Grandma doesn’t spend a lot of energy on what she doesn’t have, or can’t do anymore. We took the whole family back East to visit Grandma when she was 99 (after all, when someone is 99, you don’t know how much longer they have left…) “Let me show you my pride and joy,” Grandma said. She went into the next room, then emerged, smiling, with a shiny, candy-apple red walker. On the same trip, she and my daughter were tickled to discover that they were both halfway to their next birthday: my daughter was 12½. Grandma was 99½.
That six-week stay in Nevada? Grandma kept a journal. It wasn’t a joyful or fun time, but she made friends with the people who ran the boarding house, and she learned to love the West. “It’s a nice day again today,” she noted daily in surprise. Grandma’s from Western New York. I grew up in the Mojave Desert. “Grandma!” I exclaimed when I first read that journal. “It’s the desert! It’s never going to rain!”
“I used to have people I didn’t like,” Grandma says, “but I don’t anymore. Don’t have time for that, I guess. Now I just like everybody.”
Grandma remembers and maintains contact with people she knew eight or more decades ago: a kid my mom used to play with, presumably in his 70s now, sent Grandma flowers for her birthday. The lady who did my mom’s hair on her wedding day also sent birthday greetings.
The caregivers assigned to come in and help her out invariably become her good friends. The Mormon missionaries, who’ve long since accepted that Grandma’s not converting, drop by just to say hi and see how she’s doing.
She maintains extensive, handwritten correspondence. My kids have learned to read cursive and learned to enjoy hand-writing letters largely because their great-grandma writes to them.
Grandma fell and had to live in a care center for a few weeks. When she went home, patients and employees lined up to say goodbye. It seems like everyone wants a piece of Grandma’s cool.

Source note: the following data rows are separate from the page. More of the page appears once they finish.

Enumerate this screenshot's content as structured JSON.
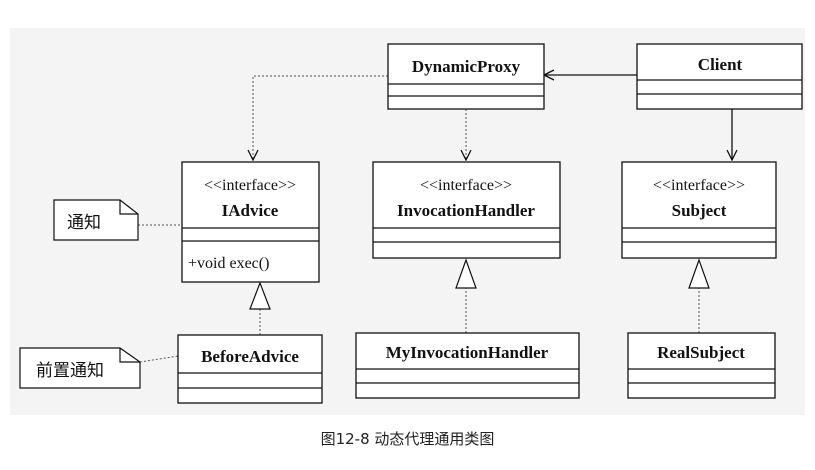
{
  "classes": {
    "dynamic_proxy": {
      "name": "DynamicProxy"
    },
    "client": {
      "name": "Client"
    },
    "iadvice": {
      "stereotype": "<<interface>>",
      "name": "IAdvice",
      "method": "+void exec()"
    },
    "invocation_handler": {
      "stereotype": "<<interface>>",
      "name": "InvocationHandler"
    },
    "subject": {
      "stereotype": "<<interface>>",
      "name": "Subject"
    },
    "before_advice": {
      "name": "BeforeAdvice"
    },
    "my_invocation_handler": {
      "name": "MyInvocationHandler"
    },
    "real_subject": {
      "name": "RealSubject"
    }
  },
  "notes": {
    "advice_note": "通知",
    "before_advice_note": "前置通知"
  },
  "caption": "图12-8 动态代理通用类图"
}
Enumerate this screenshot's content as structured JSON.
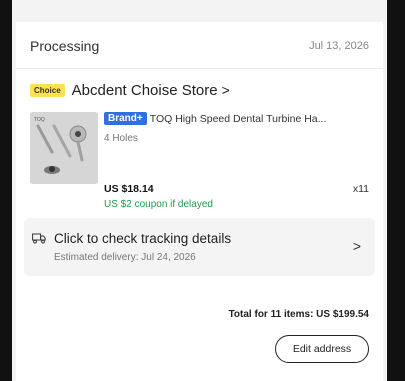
{
  "order": {
    "status": "Processing",
    "date": "Jul 13, 2026"
  },
  "store": {
    "badge": "Choice",
    "name": "Abcdent Choise Store",
    "chevron": ">"
  },
  "product": {
    "image_label": "TOQ",
    "brand_badge": "Brand+",
    "title": "TOQ High Speed Dental Turbine Ha...",
    "variant": "4 Holes",
    "price": "US $18.14",
    "quantity": "x11",
    "coupon": "US $2 coupon if delayed"
  },
  "tracking": {
    "title": "Click to check tracking details",
    "estimate": "Estimated delivery: Jul 24, 2026",
    "chevron": ">"
  },
  "summary": {
    "total": "Total for 11 items: US $199.54"
  },
  "actions": {
    "edit_address": "Edit address"
  },
  "colors": {
    "choice_badge": "#fce34d",
    "brand_badge": "#2f6fe0",
    "coupon_text": "#1e9a4e"
  }
}
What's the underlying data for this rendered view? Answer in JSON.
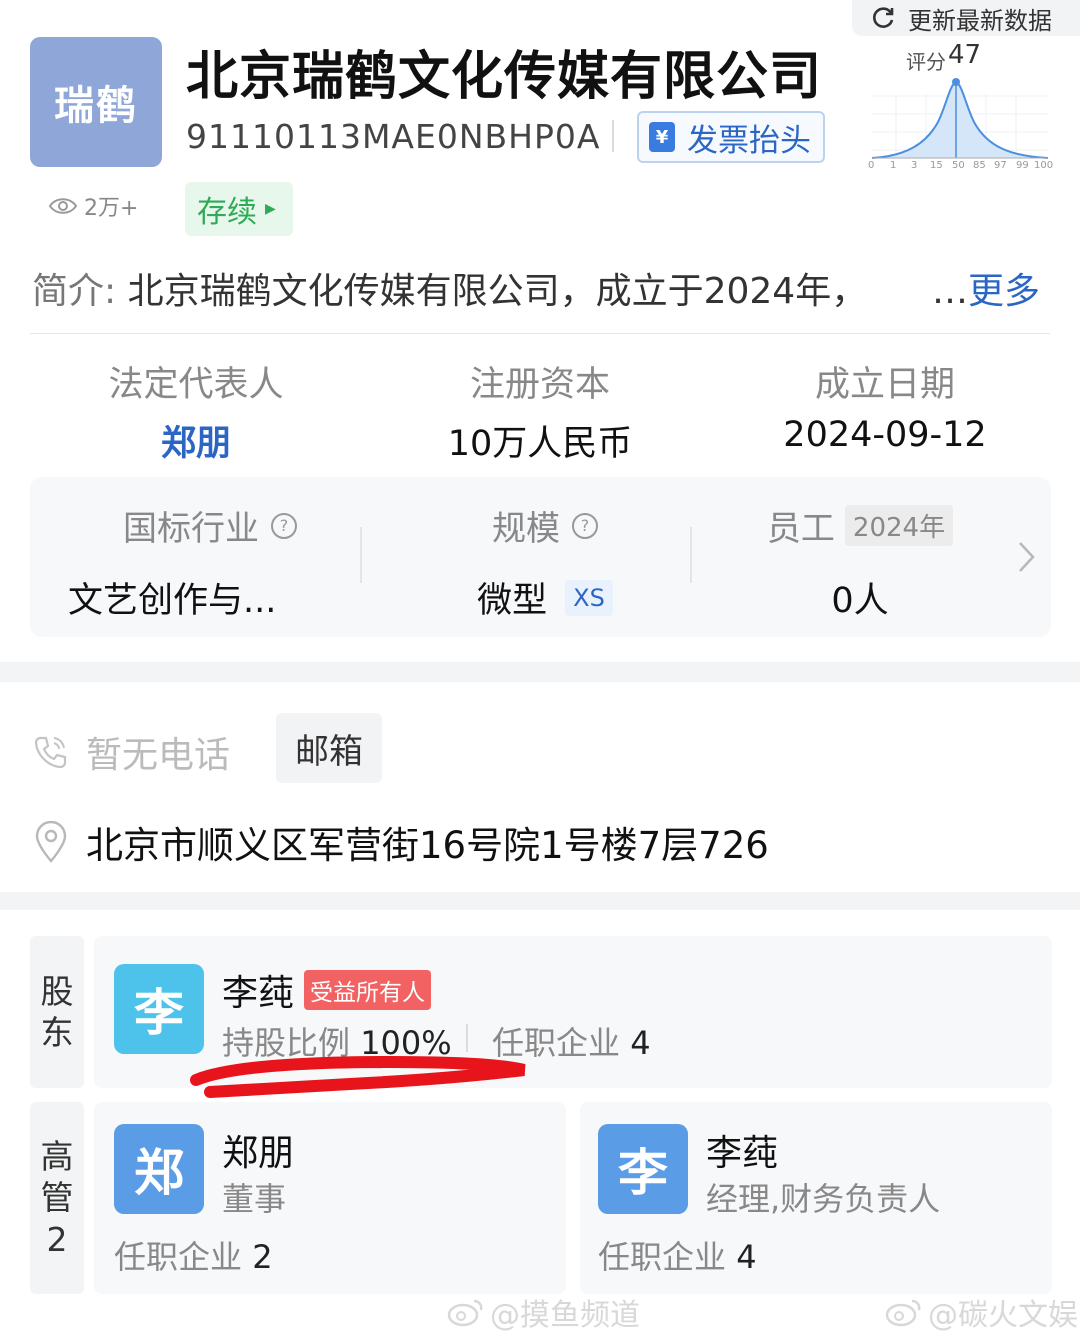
{
  "top": {
    "refresh_label": "更新最新数据"
  },
  "company": {
    "logo_text": "瑞鹤",
    "name": "北京瑞鹤文化传媒有限公司",
    "credit_code": "91110113MAE0NBHP0A",
    "invoice_label": "发票抬头",
    "invoice_icon_text": "¥",
    "views": "2万+",
    "status": "存续",
    "score_label": "评分",
    "score_value": "47",
    "score_ticks": [
      "0",
      "1",
      "3",
      "15",
      "50",
      "85",
      "97",
      "99",
      "100"
    ],
    "intro_label": "简介:",
    "intro_text": "北京瑞鹤文化传媒有限公司，成立于2024年，",
    "more_dots": "…",
    "more_label": "更多"
  },
  "basic_info": [
    {
      "key": "法定代表人",
      "value": "郑朋",
      "is_link": true
    },
    {
      "key": "注册资本",
      "value": "10万人民币",
      "is_link": false
    },
    {
      "key": "成立日期",
      "value": "2024-09-12",
      "is_link": false
    }
  ],
  "industry": {
    "industry_key": "国标行业",
    "industry_value": "文艺创作与...",
    "scale_key": "规模",
    "scale_value": "微型",
    "scale_tag": "XS",
    "staff_key": "员工",
    "staff_year": "2024年",
    "staff_value": "0人",
    "help_icon": "?"
  },
  "contact": {
    "phone": "暂无电话",
    "email_label": "邮箱",
    "address": "北京市顺义区军营街16号院1号楼7层726"
  },
  "shareholders": {
    "label_line1": "股",
    "label_line2": "东",
    "items": [
      {
        "avatar": "李",
        "name": "李莼",
        "tag": "受益所有人",
        "ratio_label": "持股比例",
        "ratio_value": "100%",
        "positions_label": "任职企业",
        "positions_value": "4"
      }
    ]
  },
  "executives": {
    "label_line1": "高",
    "label_line2": "管",
    "count": "2",
    "items": [
      {
        "avatar": "郑",
        "name": "郑朋",
        "role": "董事",
        "positions_label": "任职企业",
        "positions_value": "2"
      },
      {
        "avatar": "李",
        "name": "李莼",
        "role": "经理,财务负责人",
        "positions_label": "任职企业",
        "positions_value": "4"
      }
    ]
  },
  "watermarks": [
    "@摸鱼频道",
    "@碳火文娱"
  ],
  "colors": {
    "brand_blue": "#2b66c4",
    "status_green": "#2eab57",
    "tag_red": "#f26262",
    "logo_bg": "#8ea7d8",
    "annotation_red": "#e8141c"
  }
}
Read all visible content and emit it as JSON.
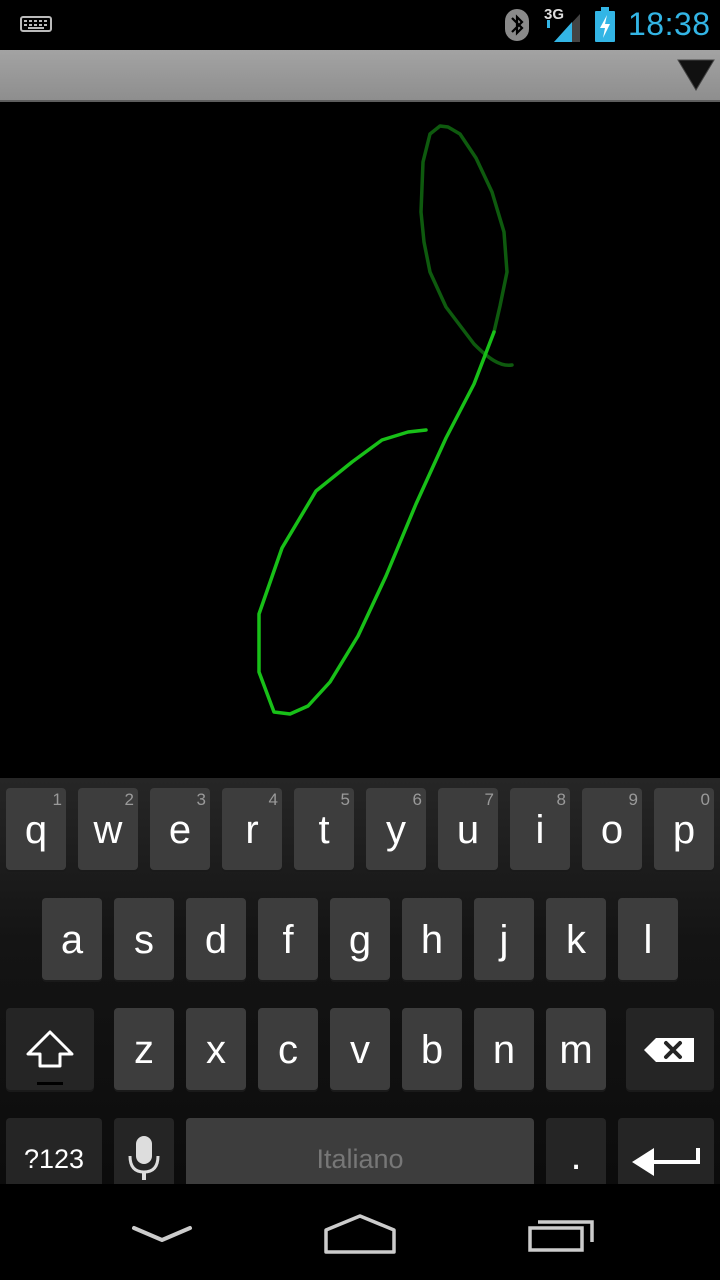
{
  "status_bar": {
    "time": "18:38",
    "network_label": "3G",
    "icons": [
      "keyboard-icon",
      "bluetooth-icon",
      "signal-icon",
      "battery-charging-icon"
    ],
    "time_color": "#33b5e5"
  },
  "action_bar": {
    "menu_icon": "dropdown-triangle-icon"
  },
  "canvas": {
    "stroke_color_bright": "#18c018",
    "stroke_color_faded": "#0d4d0d"
  },
  "keyboard": {
    "row1": [
      {
        "char": "q",
        "num": "1"
      },
      {
        "char": "w",
        "num": "2"
      },
      {
        "char": "e",
        "num": "3"
      },
      {
        "char": "r",
        "num": "4"
      },
      {
        "char": "t",
        "num": "5"
      },
      {
        "char": "y",
        "num": "6"
      },
      {
        "char": "u",
        "num": "7"
      },
      {
        "char": "i",
        "num": "8"
      },
      {
        "char": "o",
        "num": "9"
      },
      {
        "char": "p",
        "num": "0"
      }
    ],
    "row2": [
      "a",
      "s",
      "d",
      "f",
      "g",
      "h",
      "j",
      "k",
      "l"
    ],
    "row3": [
      "z",
      "x",
      "c",
      "v",
      "b",
      "n",
      "m"
    ],
    "symbols_label": "?123",
    "space_label": "Italiano",
    "period_label": "."
  },
  "nav_bar": {
    "icons": [
      "back-icon",
      "home-icon",
      "recents-icon"
    ]
  }
}
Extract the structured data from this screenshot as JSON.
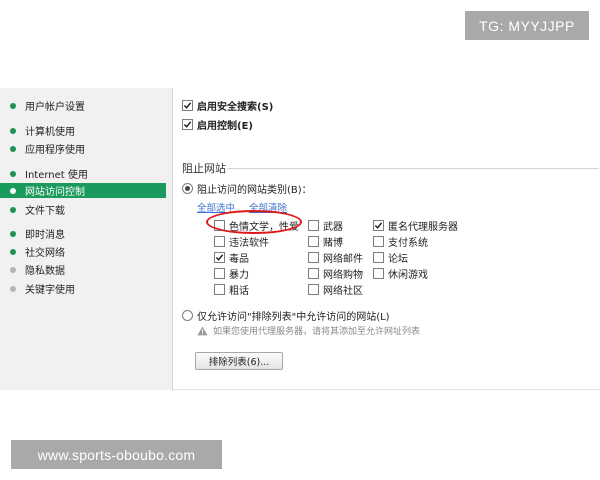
{
  "watermarks": {
    "top": "TG: MYYJJPP",
    "bottom": "www.sports-oboubo.com"
  },
  "sidebar": {
    "items": [
      {
        "label": "用户帐户设置"
      },
      {
        "label": "计算机使用"
      },
      {
        "label": "应用程序使用"
      },
      {
        "label": "Internet 使用"
      },
      {
        "label": "网站访问控制",
        "active": true
      },
      {
        "label": "文件下载"
      },
      {
        "label": "即时消息"
      },
      {
        "label": "社交网络"
      },
      {
        "label": "隐私数据"
      },
      {
        "label": "关键字使用"
      }
    ]
  },
  "options": {
    "safe_search": {
      "label": "启用安全搜索(S)",
      "checked": true
    },
    "enable_control": {
      "label": "启用控制(E)",
      "checked": true
    }
  },
  "block_sites": {
    "title": "阻止网站",
    "block_categories_label": "阻止访问的网站类别(B)：",
    "select_all": "全部选中",
    "clear_all": "全部清除",
    "categories": [
      {
        "label": "色情文学，性爱",
        "checked": false
      },
      {
        "label": "违法软件",
        "checked": false
      },
      {
        "label": "毒品",
        "checked": true
      },
      {
        "label": "暴力",
        "checked": false
      },
      {
        "label": "粗话",
        "checked": false
      },
      {
        "label": "武器",
        "checked": false
      },
      {
        "label": "赌博",
        "checked": false
      },
      {
        "label": "网络邮件",
        "checked": false
      },
      {
        "label": "网络购物",
        "checked": false
      },
      {
        "label": "网络社区",
        "checked": false
      },
      {
        "label": "匿名代理服务器",
        "checked": true
      },
      {
        "label": "支付系统",
        "checked": false
      },
      {
        "label": "论坛",
        "checked": false
      },
      {
        "label": "休闲游戏",
        "checked": false
      }
    ],
    "allow_only_label": "仅允许访问\"排除列表\"中允许访问的网站(L)",
    "proxy_note": "如果您使用代理服务器，请将其添加至允许网址列表",
    "exclusion_button": "排除列表(6)..."
  },
  "colors": {
    "accent": "#1a9a5c",
    "link": "#3d6fd1",
    "annotation": "#e01818"
  }
}
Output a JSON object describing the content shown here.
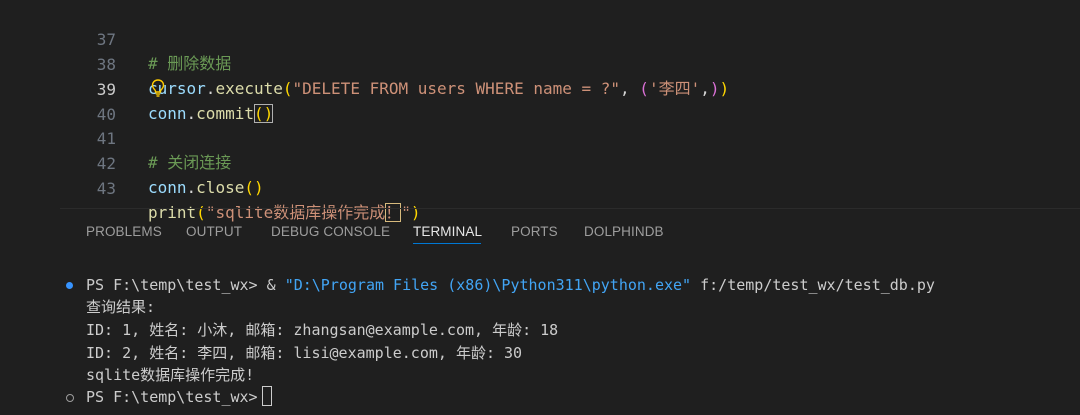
{
  "editor": {
    "lines": [
      {
        "num": "37",
        "comment": "# 删除数据"
      },
      {
        "num": "38",
        "obj": "cursor",
        "dot": ".",
        "method": "execute",
        "open": "(",
        "sql": "\"DELETE FROM users WHERE name = ?\"",
        "comma": ", ",
        "tuple_open": "(",
        "arg": "'李四'",
        "tuple_comma": ",",
        "tuple_close": ")",
        "close": ")"
      },
      {
        "num": "39",
        "obj": "conn",
        "dot": ".",
        "method": "commit",
        "parens": "()"
      },
      {
        "num": "40"
      },
      {
        "num": "41",
        "comment": "# 关闭连接"
      },
      {
        "num": "42",
        "obj": "conn",
        "dot": ".",
        "method": "close",
        "parens": "()"
      },
      {
        "num": "43",
        "fn": "print",
        "open": "(",
        "str_a": "\"sqlite数据库操作完成",
        "str_b": "！",
        "str_c": "\"",
        "close": ")"
      }
    ],
    "lightbulb_icon": "lightbulb-icon"
  },
  "panel": {
    "tabs": [
      "PROBLEMS",
      "OUTPUT",
      "DEBUG CONSOLE",
      "TERMINAL",
      "PORTS",
      "DOLPHINDB"
    ],
    "active_tab": "TERMINAL"
  },
  "terminal": {
    "prompt1": "PS F:\\temp\\test_wx> & ",
    "python_path": "\"D:\\Program Files (x86)\\Python311\\python.exe\"",
    "script_path": " f:/temp/test_wx/test_db.py",
    "out1": "查询结果:",
    "out2": "ID: 1, 姓名: 小沐, 邮箱: zhangsan@example.com, 年龄: 18",
    "out3": "ID: 2, 姓名: 李四, 邮箱: lisi@example.com, 年龄: 30",
    "out4": "sqlite数据库操作完成!",
    "prompt2": "PS F:\\temp\\test_wx>"
  },
  "colors": {
    "background": "#1f1f1f",
    "accent": "#0078d4",
    "comment": "#6a9955",
    "string": "#ce9178",
    "terminal_string": "#42a5f5"
  }
}
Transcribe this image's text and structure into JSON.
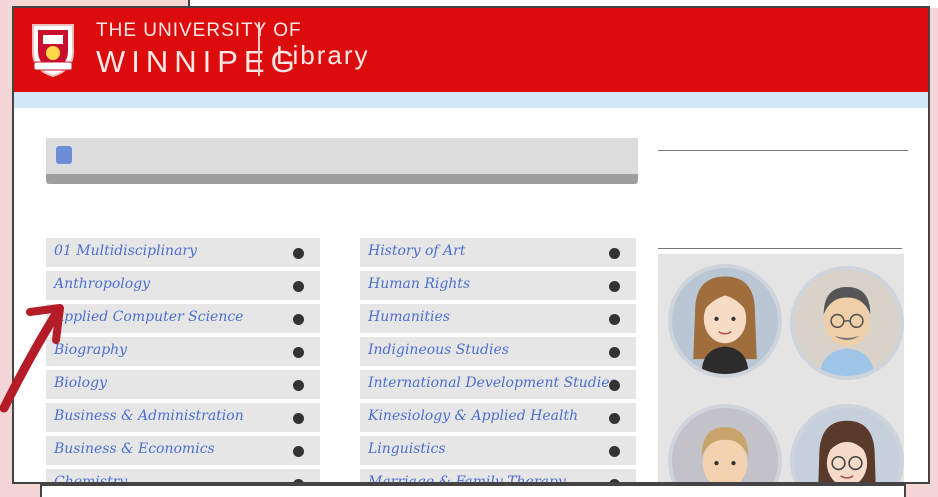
{
  "header": {
    "brand_line1": "THE UNIVERSITY OF",
    "brand_line2": "WINNIPEG",
    "brand_library": "Library",
    "color": "#dc0c0c"
  },
  "breadcrumb": {
    "text": ""
  },
  "search": {
    "active_tab": "",
    "tabs": [
      "",
      "",
      ""
    ]
  },
  "subjects_heading": "",
  "subjects_left": [
    "01 Multidisciplinary",
    "Anthropology",
    "Applied Computer Science",
    "Biography",
    "Biology",
    "Business & Administration",
    "Business & Economics",
    "Chemistry"
  ],
  "subjects_right": [
    "History of Art",
    "Human Rights",
    "Humanities",
    "Indigineous Studies",
    "International Development Studies",
    "Kinesiology & Applied Health",
    "Linguistics",
    "Marriage & Family Therapy"
  ],
  "sidebar": {
    "news_title": "",
    "news_text": "",
    "librarians_title": "",
    "librarians": [
      {
        "name": "",
        "icon": "librarian-avatar-1"
      },
      {
        "name": "",
        "icon": "librarian-avatar-2"
      },
      {
        "name": "",
        "icon": "librarian-avatar-3"
      },
      {
        "name": "",
        "icon": "librarian-avatar-4"
      }
    ]
  },
  "annotation": {
    "icon": "hand-drawn-arrow-icon",
    "color": "#b41c28"
  }
}
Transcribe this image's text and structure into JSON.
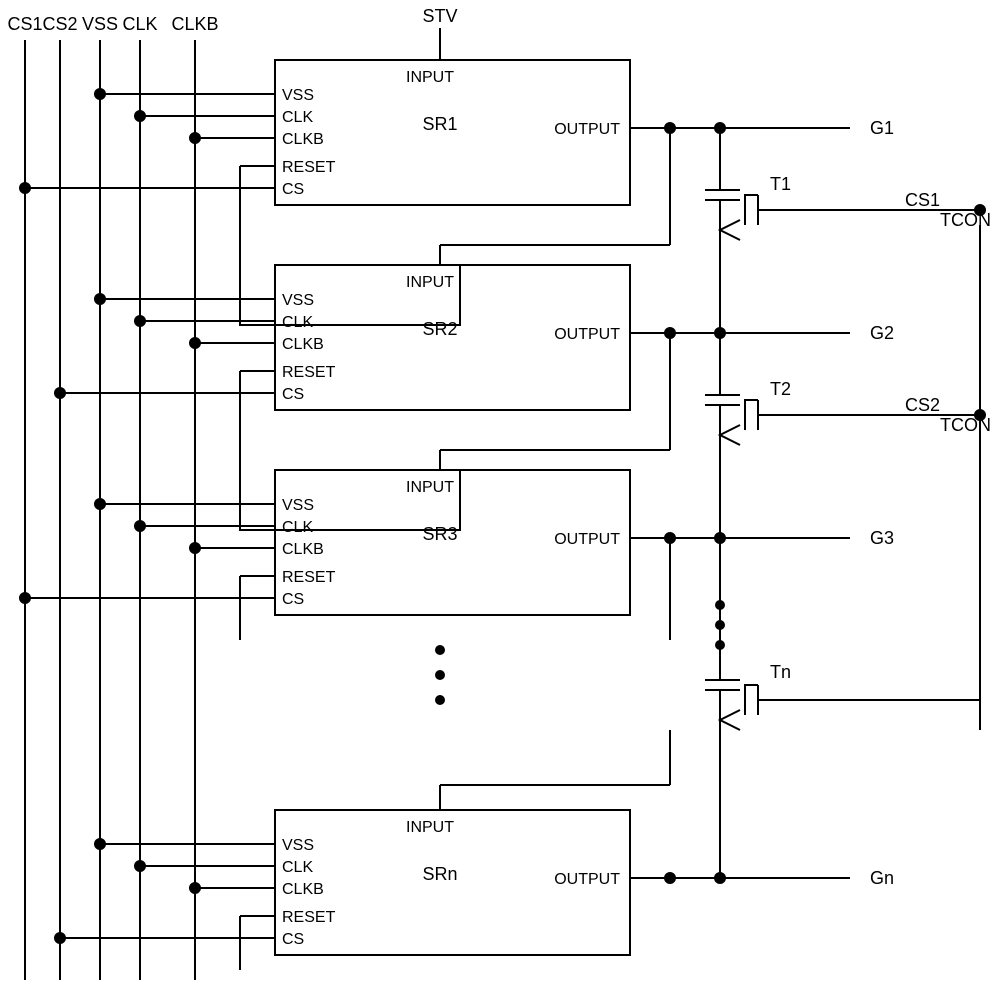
{
  "bus_labels": [
    "CS1",
    "CS2",
    "VSS",
    "CLK",
    "CLKB"
  ],
  "top_input": "STV",
  "blocks": [
    {
      "name": "SR1",
      "left_pins": [
        "VSS",
        "CLK",
        "CLKB",
        "RESET",
        "CS"
      ],
      "top_pin": "INPUT",
      "right_pin": "OUTPUT",
      "output_label": "G1",
      "transistor_label": "T1",
      "cs_bus": "CS1"
    },
    {
      "name": "SR2",
      "left_pins": [
        "VSS",
        "CLK",
        "CLKB",
        "RESET",
        "CS"
      ],
      "top_pin": "INPUT",
      "right_pin": "OUTPUT",
      "output_label": "G2",
      "transistor_label": "T2",
      "cs_bus": "CS2"
    },
    {
      "name": "SR3",
      "left_pins": [
        "VSS",
        "CLK",
        "CLKB",
        "RESET",
        "CS"
      ],
      "top_pin": "INPUT",
      "right_pin": "OUTPUT",
      "output_label": "G3",
      "transistor_label": "Tn",
      "cs_bus": "CS1"
    },
    {
      "name": "SRn",
      "left_pins": [
        "VSS",
        "CLK",
        "CLKB",
        "RESET",
        "CS"
      ],
      "top_pin": "INPUT",
      "right_pin": "OUTPUT",
      "output_label": "Gn",
      "transistor_label": "",
      "cs_bus": "CS2"
    }
  ],
  "tcon_signals": [
    {
      "label1": "CS1",
      "label2": "TCON"
    },
    {
      "label1": "CS2",
      "label2": "TCON"
    }
  ]
}
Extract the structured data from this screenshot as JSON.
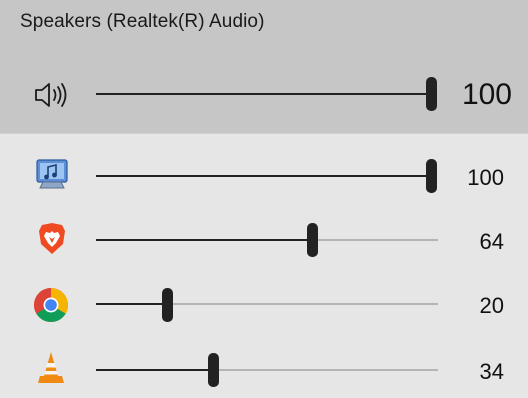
{
  "device": {
    "title": "Speakers (Realtek(R) Audio)"
  },
  "master": {
    "icon": "speaker-icon",
    "value_label": "100",
    "level": 100
  },
  "apps": [
    {
      "name": "system-sounds",
      "icon": "system-sounds-icon",
      "value_label": "100",
      "level": 100
    },
    {
      "name": "brave",
      "icon": "brave-icon",
      "value_label": "64",
      "level": 64
    },
    {
      "name": "chrome",
      "icon": "chrome-icon",
      "value_label": "20",
      "level": 20
    },
    {
      "name": "vlc",
      "icon": "vlc-icon",
      "value_label": "34",
      "level": 34
    }
  ],
  "colors": {
    "header_bg": "#c6c6c6",
    "panel_bg": "#e6e6e6",
    "slider_fill": "#222222",
    "slider_track": "#b4b4b4"
  }
}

Interested. Independent. Involved. Inquisitive. Inspiring.
Maybe if I live to be 103, I’ll have time to achieve that level of cool…